For the sake of a five-minute presentation, I had to sit all day up front on the panel podium. Wearing my navy polyester pants suit, power red-white-and-blue neck scarf, and navy pumps, I was posed like politically correct window-dressing, while Lyle Bruss, the main presenter from Green Bay, droned on about selecting and interviewing candidates. His assumption: all were males.

Every time Lyle used the “he” word, I (quite inadvertently) winced. “Yeuch.” An audience member picked up on this, winked at me and elbowed his neighbor. Pretty soon, every time Lyle used the “he” word, the whole audience was going “Yeuch” back at him, chortling. It took Lyle several minutes to catch on. When he finally did, he turned beet red and made a flustered remark about having four daughters, all of whom were referred to as “he.” Point made, without my having to say a word.


In his later bid for the presidency, Perot focused on the national deficit. He overlooked the greatest one of all: the leadership deficit. He propounded laudable policies, but was unable to enforce them, even within his own organization.

Just as policy was not enough to make Affirmative Action goals a reality, so policies out of synch with natural law fail miserably in corporations as well. The deficit which begins with limiting, skewed education incapacitates management. This reflects in government and world economies alike — a disaster of Titanic proportions.

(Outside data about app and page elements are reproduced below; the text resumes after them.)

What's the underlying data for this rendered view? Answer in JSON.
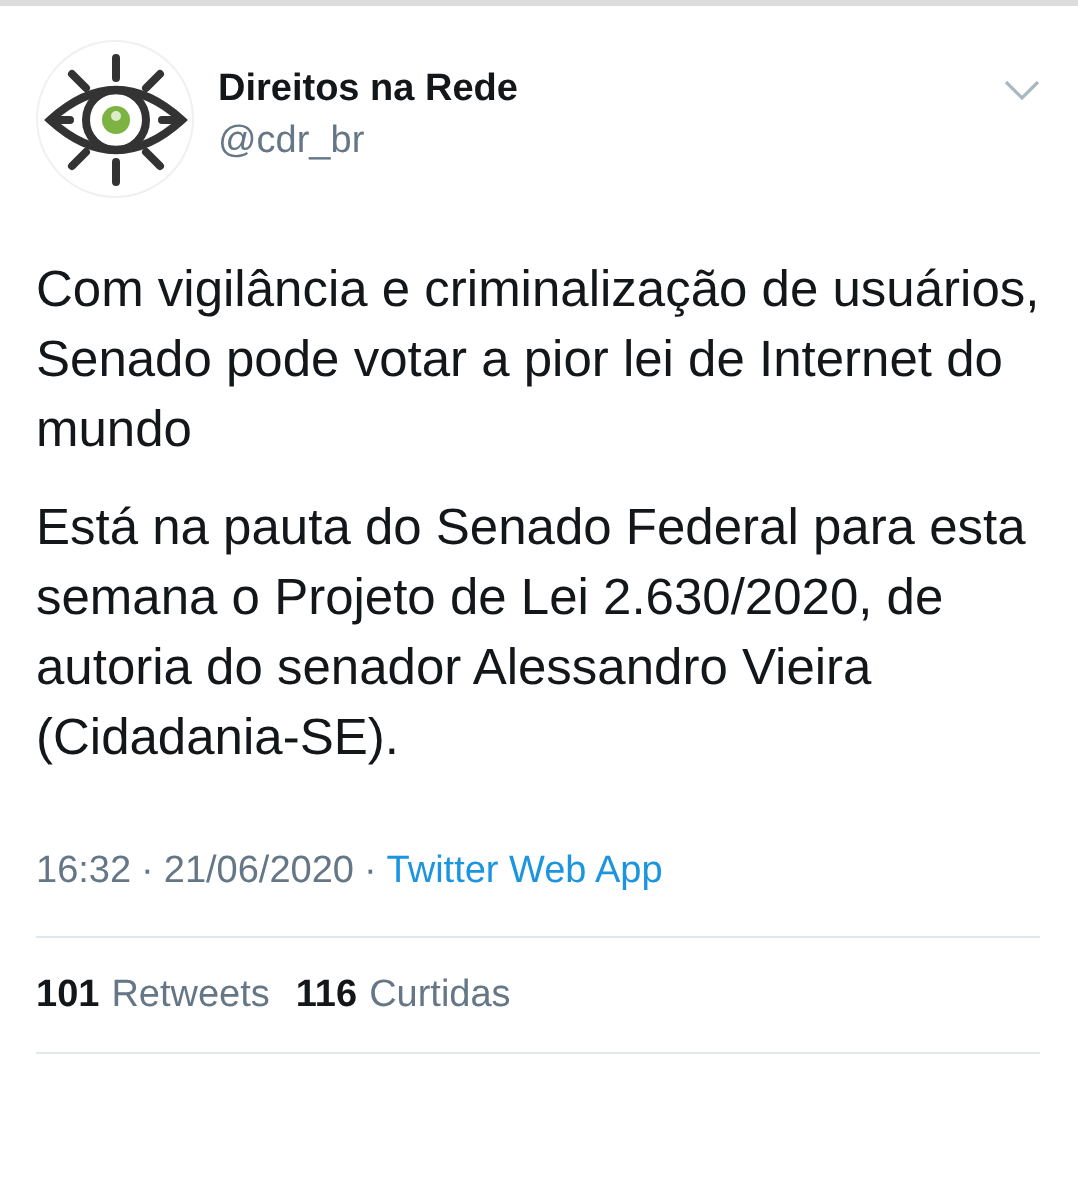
{
  "author": {
    "name": "Direitos na Rede",
    "handle": "@cdr_br"
  },
  "tweet": {
    "headline": "Com vigilância e criminalização de usuários, Senado pode votar a pior lei de Internet do mundo",
    "body": "Está na pauta do Senado Federal para esta semana o Projeto de Lei 2.630/2020, de autoria do senador Alessandro Vieira (Cidadania-SE)."
  },
  "meta": {
    "time": "16:32",
    "separator_1": "·",
    "date": "21/06/2020",
    "separator_2": "·",
    "source": "Twitter Web App"
  },
  "stats": [
    {
      "count": "101",
      "label": "Retweets"
    },
    {
      "count": "116",
      "label": "Curtidas"
    }
  ]
}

The knowledge deficit — the change science sadly lacking in leadership training — cripples us. Politicians continue to talk about the urgent need for change. But they know not whereof they speak, any more than did the pseudo-Shogun honchos at E.D.S. Federal.


 . . . tacking Affirmative Action legislation as an overlay on the surface level, while failing to address a deeper, divisive worldview, couldn’t help, and most likely would make matters worse. (Figure II.14 shows why enforcing morality with Affirmative Action legislation backfires, as well as the alternative Positive Action approach which works.)


Bottom line: exploitation is an energy dynamic, a symptom of self-destructive imbalance. To the extent that individuals operate on incomplete, inaccurate and false paradigms, they remain insecure, unconscious and functionally disconnected from their higher potentials. Out of that pain and suffering, like Kissinger, like Soros in the extreme, they will continue to feel justified in dominating, controlling and exploiting whomever they can, however they can — playing out power addictions with hypocritical talk of philanthropy.

Affirmative Action legislation has not changed these dynamics — nor, as discussed earlier, could it. Looking in the wrong places doesn’t help. Blaming outside enemies as an excuse to avoid self-examination and correction is a futile waste of precious time and energy. Although venting frustration in politically motivated social movements — even terrorism and outright war — may temporarily feel good, it doesn’t address the underlying paradigm deficiency that drives hatred, violence and injustice. It therefore can’t put an end to catastrophic outcomes.